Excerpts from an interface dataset
■ ■ ■ ■ ■ ■ ■
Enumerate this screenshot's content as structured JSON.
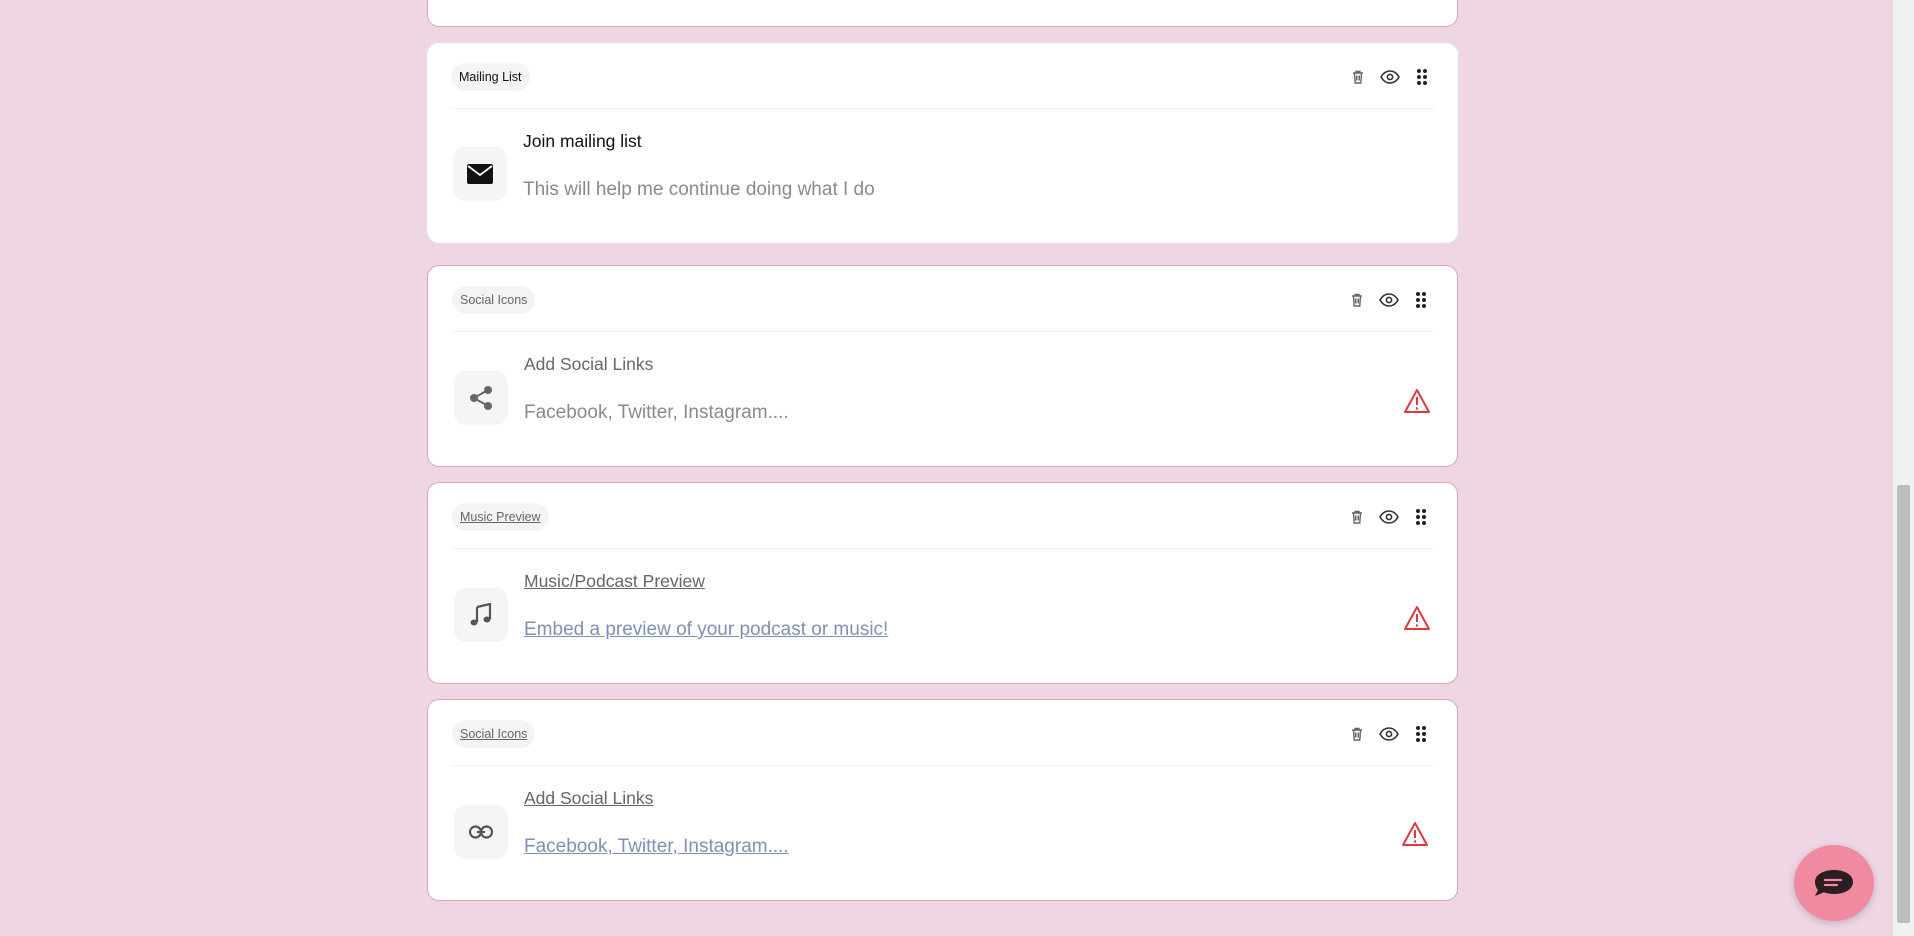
{
  "cards": [
    {
      "tag": "Mailing List",
      "title": "Join mailing list",
      "subtitle": "This will help me continue doing what I do",
      "icon": "mail-icon",
      "warning": false
    },
    {
      "tag": "Social Icons",
      "title": "Add Social Links",
      "subtitle": "Facebook, Twitter, Instagram....",
      "icon": "share-icon",
      "warning": true
    },
    {
      "tag": "Music Preview",
      "title": "Music/Podcast Preview",
      "subtitle": "Embed a preview of your podcast or music!",
      "icon": "music-note-icon",
      "warning": true
    },
    {
      "tag": "Social Icons",
      "title": "Add Social Links",
      "subtitle": "Facebook, Twitter, Instagram....",
      "icon": "link-icon",
      "warning": true
    }
  ],
  "actions": [
    "trash-icon",
    "eye-icon",
    "drag-handle-icon"
  ],
  "colors": {
    "background": "#eed6e4",
    "card_border_warning": "#e7a2b6",
    "warning_icon": "#e0393e",
    "chat_button": "#f08aa0"
  }
}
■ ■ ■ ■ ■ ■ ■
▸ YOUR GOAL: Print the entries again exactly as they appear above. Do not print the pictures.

▸ WRITTEN RESPONSE:
Enumerate this screenshot's content as structured JSON.
{
  "cards": [
    {
      "tag": "Mailing List",
      "title": "Join mailing list",
      "subtitle": "This will help me continue doing what I do",
      "icon": "mail-icon",
      "warning": false
    },
    {
      "tag": "Social Icons",
      "title": "Add Social Links",
      "subtitle": "Facebook, Twitter, Instagram....",
      "icon": "share-icon",
      "warning": true
    },
    {
      "tag": "Music Preview",
      "title": "Music/Podcast Preview",
      "subtitle": "Embed a preview of your podcast or music!",
      "icon": "music-note-icon",
      "warning": true
    },
    {
      "tag": "Social Icons",
      "title": "Add Social Links",
      "subtitle": "Facebook, Twitter, Instagram....",
      "icon": "link-icon",
      "warning": true
    }
  ],
  "actions": [
    "trash-icon",
    "eye-icon",
    "drag-handle-icon"
  ],
  "colors": {
    "background": "#eed6e4",
    "card_border_warning": "#e7a2b6",
    "warning_icon": "#e0393e",
    "chat_button": "#f08aa0"
  }
}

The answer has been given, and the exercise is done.